That could be the conclusion to draw from Boston Beer Co withdrawing its annual earnings forecast in the face of a sharp slowdown in the category in which its Truly brand holds second place in the sales league.
Yesterday Boston ditched the guidance to investors it issued only in July, saying it now expects its full year diluted earnings to fall well below the $18 to $22 per share it predicted at that time.
It also said it expects to run up stock losses and write-offs from the hard seltzer category and face having to pay shortfall fees to brewers who produce its seltzers under contract
“The market for hard seltzer products has continued to experience decelerating growth trends” since the July forecast, it said and suggested that across the industry volumes could be more than 100 million cases below the target offered in May.
“We believe there will be continuing uncertainty about hard-seltzer demand trends for the remainder of 2021.”
The hard seltzer market was virtually unknown six years ago but really took off in the early days of the coronavirus pandemic when Americans countered the closure of bars and restaurants by switching to home consumption, with seltzers in high demand.
But sales have slowed considerably at the same time as every major player in the drinks industry has sought to launch products on the back of international brands name, while others such as Diageo have bought into fledgling companies as a prelude to extending their spirits range offerings.
Earlier this year AB InBev, the world’s biggest brewer, committed to spending $1 billion on expanding its production capability, but Molson Coors, which has launched three hard seltzer brands since March 2020, recently announced it would discontinue its Coors-branded seltzer.

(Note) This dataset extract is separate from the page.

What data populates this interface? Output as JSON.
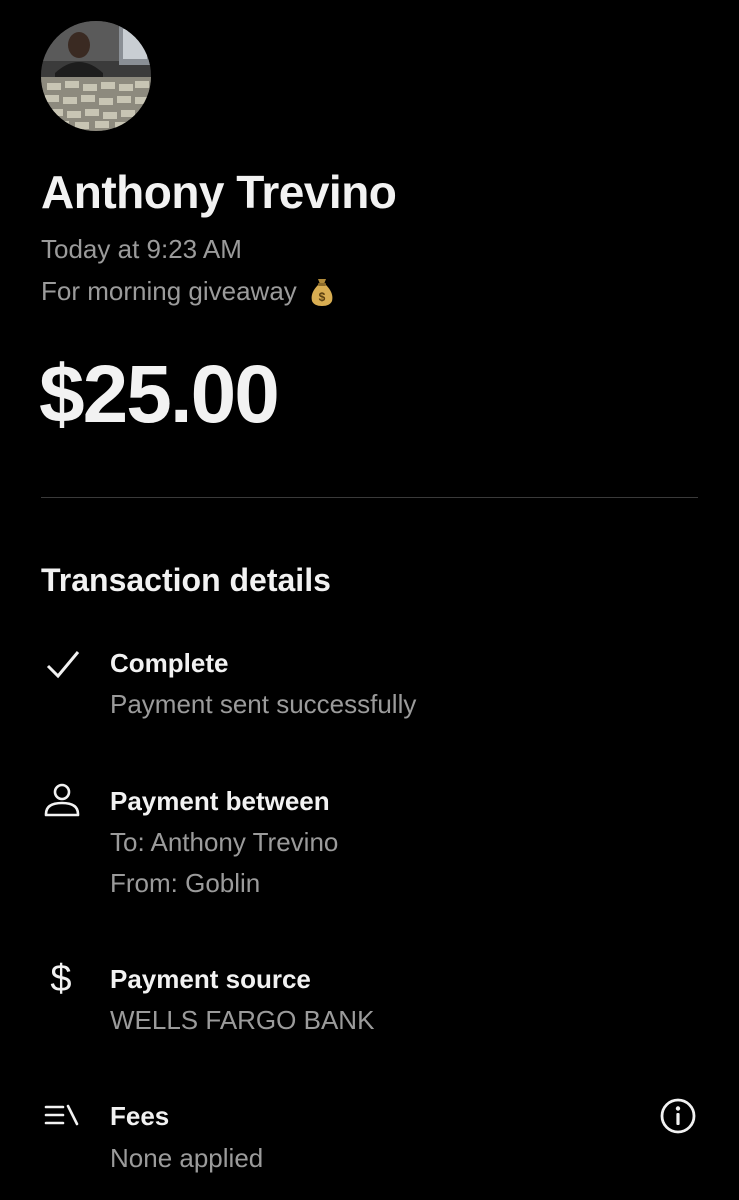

Meanwhile, ASB InBev and Constellation Brands are facing each other in US courts over who has the right to use the Corona and Modelo brand names for seltzers in the US.